Are you obsessed with kicking the fossil fuel habit? Impressed by the sophistication of renewable technologies entering the mainstream, like high-efficiency solar panels and cold climate heat pumps? Or obsessed with saving money and controlling your energy budget? Whichever applies, now is a fine time to translate interest into action by adopting energy-efficient, renewable energy systems for your home or business. It is also a great time to look at the potential for working in these growing fields as you build your career back better.

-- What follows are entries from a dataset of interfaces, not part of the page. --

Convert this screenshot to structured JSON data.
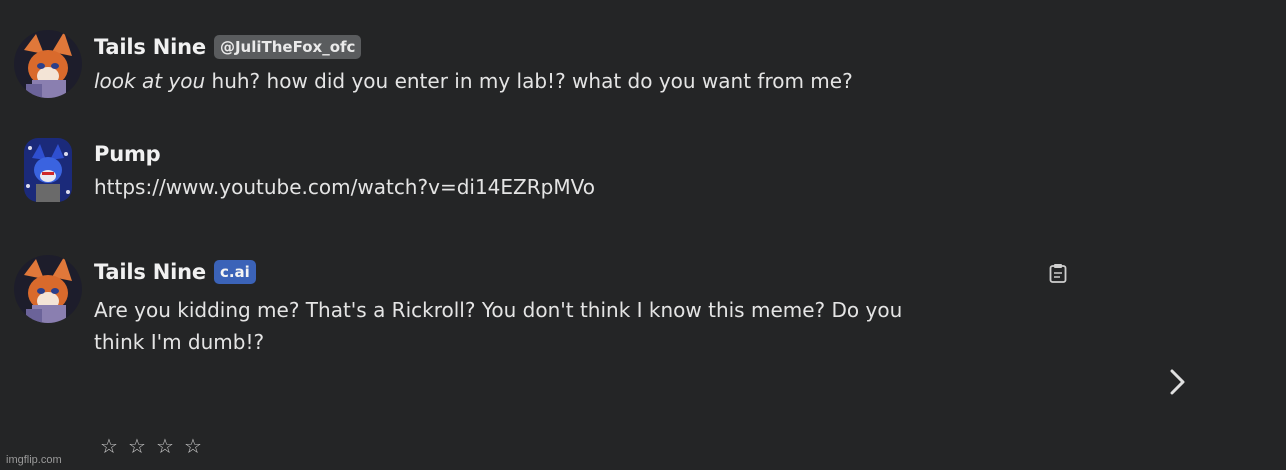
{
  "messages": [
    {
      "author": "Tails Nine",
      "tag": "@JuliTheFox_ofc",
      "action": "look at you",
      "text": " huh? how did you enter in my lab!? what do you want from me?"
    },
    {
      "author": "Pump",
      "text": "https://www.youtube.com/watch?v=di14EZRpMVo"
    },
    {
      "author": "Tails Nine",
      "tag": "c.ai",
      "text": "Are you kidding me? That's a Rickroll? You don't think I know this meme? Do you think I'm dumb!?"
    }
  ],
  "rating": {
    "stars": [
      "☆",
      "☆",
      "☆",
      "☆"
    ]
  },
  "icons": {
    "copy": "clipboard-icon",
    "next": "chevron-right-icon"
  },
  "colors": {
    "background": "#242526",
    "handle_badge": "#5a5c5e",
    "cai_badge": "#3b63b8"
  },
  "watermark": "imgflip.com"
}
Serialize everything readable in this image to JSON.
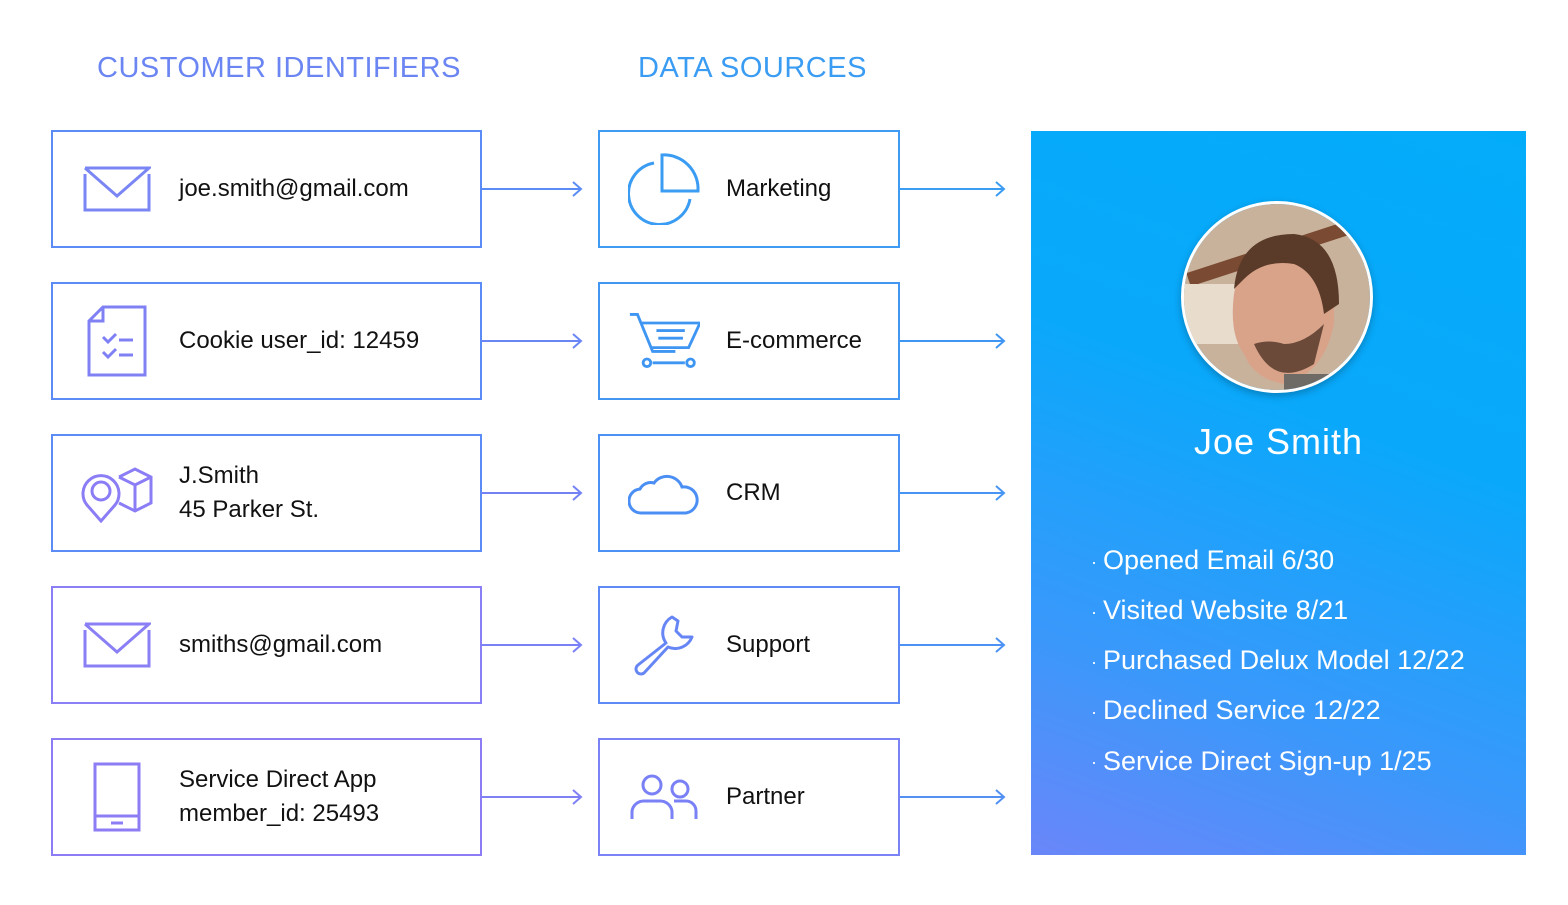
{
  "headings": {
    "identifiers": "CUSTOMER IDENTIFIERS",
    "sources": "DATA SOURCES"
  },
  "identifiers": [
    {
      "icon": "envelope-icon",
      "lines": [
        "joe.smith@gmail.com"
      ]
    },
    {
      "icon": "checklist-document-icon",
      "lines": [
        "Cookie user_id: 12459"
      ]
    },
    {
      "icon": "location-package-icon",
      "lines": [
        "J.Smith",
        "45 Parker St."
      ]
    },
    {
      "icon": "envelope-icon",
      "lines": [
        "smiths@gmail.com"
      ]
    },
    {
      "icon": "mobile-phone-icon",
      "lines": [
        "Service Direct App",
        "member_id: 25493"
      ]
    }
  ],
  "sources": [
    {
      "icon": "pie-chart-icon",
      "label": "Marketing"
    },
    {
      "icon": "shopping-cart-icon",
      "label": "E-commerce"
    },
    {
      "icon": "cloud-icon",
      "label": "CRM"
    },
    {
      "icon": "wrench-icon",
      "label": "Support"
    },
    {
      "icon": "users-icon",
      "label": "Partner"
    }
  ],
  "profile": {
    "name": "Joe Smith",
    "bullet": "·",
    "events": [
      "Opened Email 6/30",
      "Visited Website 8/21",
      "Purchased Delux Model 12/22",
      "Declined Service 12/22",
      "Service Direct Sign-up 1/25"
    ]
  },
  "colors": {
    "identifier_accent": "#7b7ff5",
    "source_accent": "#3a9cf2",
    "profile_gradient_top": "#03acf9",
    "profile_gradient_bottom": "#6a86f9"
  }
}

Welcome to the fourth annual Clean Power Guide, a collaboration between Sustainable Hudson Valley and Chronogram Media. We publish this as a special section in Upstate House, online, and in 10,000 freestanding copies for readers throughout the region, throughout the year. We amplify the impact with special events where you can come into direct contact with experts who are ready to help you take the steps you are ready for and understand your options.
The green economy is quite broad. It encompasses energy efficiency and renewable energy, clean transportation, natural resource management, low-impact buildings and infrastructure (and the materials that go into them), recycling-based industries, and more. In these fields there are expanding opportunities in management, marketing, information technology, training, HR and other professional fields, as well as technical career paths. At the end of 2020, there were 153,000 clean energy jobs in New York—putting the state third in the nation in total clean energy employment behind California and Texas—and the Mid-Hudson is one of the top five regions for concentration of clean energy workers.
New York is ambitious and generous in its funding of these opportunities. NYSERDA funds eligible employers for the first three to four months of a new hire’s salary and cost-shares 90 percent for clean energy internships at nonprofits as well as private companies.
This year, the focus of the Clean Power Guide is on the jobs available now—and the many more that are expected in the next few years—as the state and federal government scale up climate action programs. We’re highlighting key growth sectors such as solar, wind, and geothermal that are a major focus for implementing New York’s Climate Leadership and Community Protection Act. We look at specific jobs, career pathways, training resources, and funding programs. And we ask a hard question: How good are those jobs?
For the consumer, we’ve got a special treat too. Tom Konrad is one of the most knowledgeable people in our region on small-scale renewable energy technologies for home and business, and the marketplace trends you need to understand. Tom has built his knowledge as a writer for AltEnergyStocks, and shares it generously—both as a volunteer energy coach with New Yorkers for Clean Power and as chair of the Marbletown Environmental Conservation Commission, which is working with Sustainable Hudson Valley to implement the town’s 100 percent Renewables Action Plan. Read, enjoy, strategize.